The complaints from Judges and Lawyers about the conditions of the law courts in Grenada is to be addressed as government has decided to take possession of the LIME building on the Carenage to house three courts.
This was announced by Attorney General, Cajeton Hood during a recent post-Cabinet press briefing held at the Ministerial Complex in the Botanical Gardens in Tanteen, St. George’s.
The previous National Democratic Congress (NDC) government of Prime Minister Tillman Thomas had expressed interest in purchasing the building from LIME and had agreed on a price but the deal fell through.
Congress wanted to use the building to facilitate the Ministry of Legal Affairs and to store the rectors of the Supreme Court Registry.
In speaking to reporters, AG Hood noted that over the years, there has been a lot of talk about accommodation for the law courts in light of several complaints from those involved in the legal profession.
He said that a lot of work is being done on the LIME Building right now to provide for sittings of the court.
According to Hood, a criminal court and two civil courts will hold sittings within the building, as well as the Law Library, Master’s Chambers and the Negotiations Process.
He said the intention is to have a one-stop area where Lawyers and Litigants can be more comfortable.
Several of Grenada’s courts had to be relocated after the passage of Hurricane Ivan, which devastated York House which accommodated the island’s Parliament and the Number 1 High Court on the island.
High Court No.1 has been relocated to where High Court No.2 used to be prior to Ivan.
High Court No.2 is now located in a building on Lucas Street, while the newly created High Court Number three is currently being housed at the St. George’s Club building on the Carenage that is owned by Jonas Browne & Hubbard (G’da) Ltd.
Hood said the building is in a deplorable condition and the Management is now asking to get it back to carry out renovations.
“Right now Hubbard’s want their building, they want to fix the building and I had a meeting with the Manager who asked me to sign an agreement that if anything happens to anybody in that building, they’re not liable,” he remarked.
The government Chief Legal Advisor stated that the building that is accommodating Court No. 2 is also falling apart and in need of repairs.
“I know there have been issues with a number of cases that have been there for years that have not been tried.

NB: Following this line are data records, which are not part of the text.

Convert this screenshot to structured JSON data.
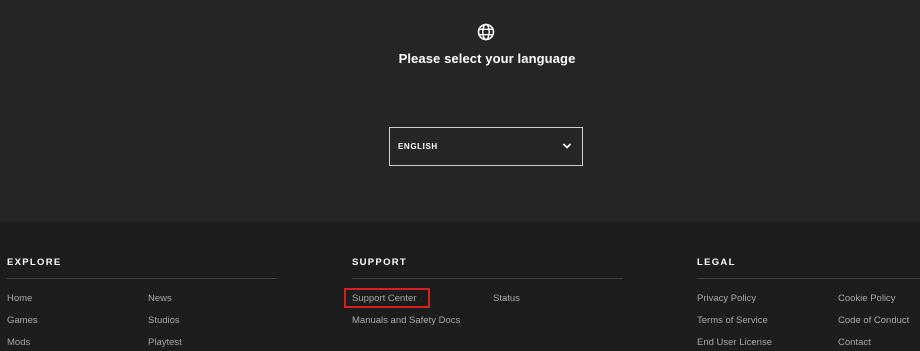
{
  "language": {
    "title": "Please select your language",
    "selected": "ENGLISH"
  },
  "footer": {
    "explore": {
      "title": "EXPLORE",
      "links": [
        "Home",
        "News",
        "Games",
        "Studios",
        "Mods",
        "Playtest"
      ]
    },
    "support": {
      "title": "SUPPORT",
      "links": [
        "Support Center",
        "Status",
        "Manuals and Safety Docs"
      ]
    },
    "legal": {
      "title": "LEGAL",
      "links": [
        "Privacy Policy",
        "Cookie Policy",
        "Terms of Service",
        "Code of Conduct",
        "End User License",
        "Contact"
      ]
    }
  },
  "colors": {
    "top_bg": "#262626",
    "footer_bg": "#1d1d1d",
    "link": "#a6a6a6",
    "highlight": "#d61f1f"
  }
}
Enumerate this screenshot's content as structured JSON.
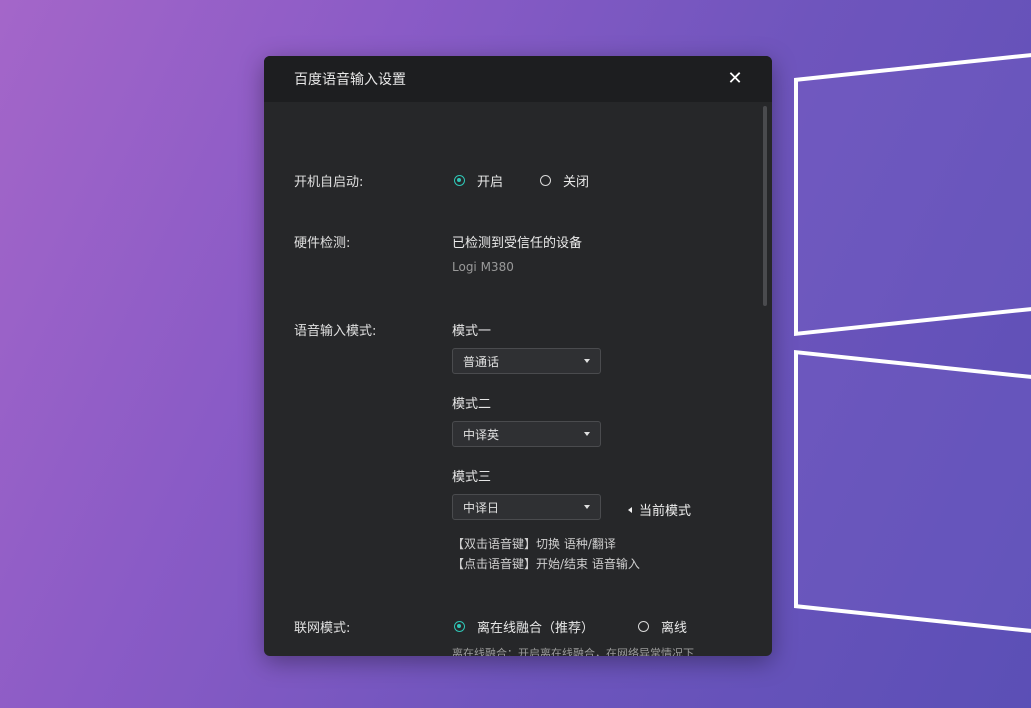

I have had discussions with the Chief Justice about a 4th judge and preparations are in place as a fourth judge will be starting about July of this year”, he said.
“The specific intention is to make sure that the backlog of cases will be dealt with, so that’s a further financial commitment,” he added.
Hood made specific mention of a court matter in which he had appeared as a defense attorney and his client was found guilty of a crime and for four years now his appeal cannot be heard.
This, he said is due to a problem with the recording system that is presently being used in the courts.
“The government has made a positive move to procure lifetime recording systems for the court. I’ve been in negotiations for the last few months with the President of the Bar Association to get the same equipment as used in the CCJ to be used up in our courts.
Hood said the system contemplated will be able to give court transcripts almost immediately and “the problem now with appeals is that no transcript can be produced because we have an outdated system and the government has committed itself to getting these equipment to give you lifetime recording.”